Duquesne, Derrick Colter,2

Derrick Colter’s speed, toughness and explosiveness caught the eye of Long Island University coach Jim Ferry.

The 5-foot-9 point guard would have gotten looks from bigger schools if he was taller.

Still, when Ferry accepted the Duquesne job, he called Colter.

“We are going to run the same system at Duquesne (that I ran at LIU),” Ferry told him. “I think you’re good enough to play run the system here.”

Good enough to make the jump from the Northeast Conference to the Atlantic 10.

“I lot of people thought I was crazy taking him because he was too small,” Ferry said. “(When) he decided to come … it showed me his confidence and determination in himself.”

“I felt comfortable with coach,” Colter said. “He recruited me the whole time I was in high school. He stayed loyal to me.”

Colter’s determination and Ferry’s loyalty go beyond the hardwood. Their off-court started with a phone call.

During spring break last year, Colter was home in Forestville, Md., on the phone with Dr. Stanley Marks, an oncologist from the University of Pittsburgh Medical Center. Marks told Colter he had non-Hodgkins lymphoma.

“I was shocked,” Colter said.

Ferry knew the diagnosis before Colter and after a long conversation with Colter, Ferry spoke with Colter’s parents.

Derrick Colter leads Duquense's offense. (Photo courtesy of Duquense University.)
Derrick Colter leads Duquense’s offense. (Photos courtesy of Duquense University.)

“I wanted them to know that we were going to take care of their son like he was my own child,” Ferry said.

With Marks, a renowned oncologist, and the University of Pittsburgh Cancer Institute just 10 minutes away from Duquesne’s campus, Colter remained in Pittsburgh for treatment.

“As a family, we rotated (people on the basketball staff) taking him to his appointments and radiation treatments,” Ferry said.

Ferry offered his home to Colter, who appreciated the gesture but wanted privacy.

“I just wanted to be by myself and think,” Colter said. “I thought about a lot of stuff. I prayed a lot. I talked to God. I prayed to get through it. I was thinking about if I didn’t play basketball what would I do.”

Daily radiation treatments for nine consecutive weeks weakened Colter only slightly. He felt tired after treatments but not tired enough to play.
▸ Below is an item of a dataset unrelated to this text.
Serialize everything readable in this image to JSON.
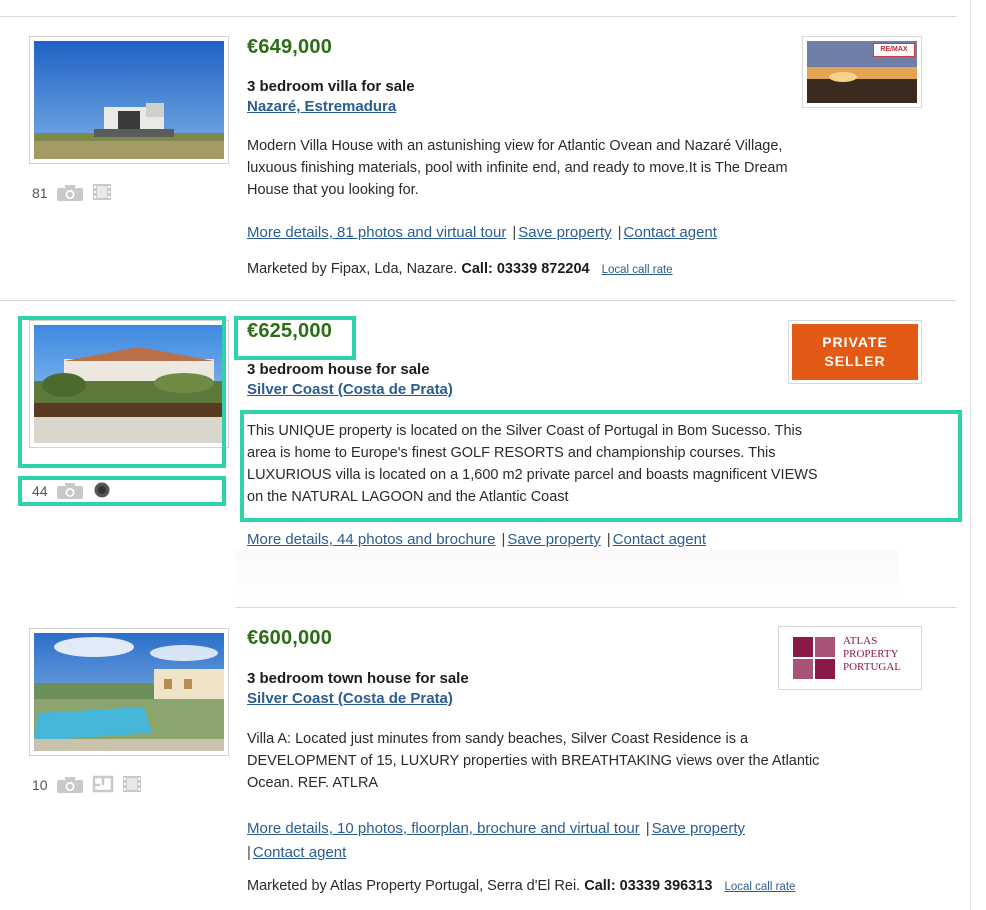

“His approach was very businesslike; like his approach to basketball,” Ferry said. “He was always at the gym working out. I would constantly say ‘You need your body to rest, recuperate and recover,’ and he’d say, ‘I need to be with you (guys).’”

Three weeks after Colter concluded his radiation treatment, he played in Pittsburgh’s Summer League comprised of players from Pitt, Penn State, West Virginia, Temple, Robert Morris and smaller colleges.

Marks, whose son coaches a team in the league, was there when Colter was playing.

“I couldn’t believe it,” Marks said. “He played the whole game. Never showed any signs of fatigue and just killed the guy that was guarding him. He played great defense. He wasn’t just taking 3-pointers either. These were hard takes to the hole, too. I walked up to Coach Ferry afterwards and said, ‘Honestly, I can’t believe this. I was expecting him to have some side effects, some fatigue.’ If anything (the treatment) improved his game.”

Colter was the talk of the gym that night, scoring 33 points with 13 assists and 10 rebounds. Most of the people in attendance didn’t know Colter had just finished battling cancer.

“That’s the kind of kid he is,” Ferry said. “Never once did he say ‘why me’, never once did he mope, never once did he question anything. He just said OK what do we have to do and he did it.”

With his cancer in remission, Colter has started every game this season for the 11th-seeded Dukes (11-18, 6-12 A10) heading into Wednesday’s Atlantic 10 conference tournament opener against No. 14-seed Saint Louis, and he leads the team in 3-point percentage (43.9).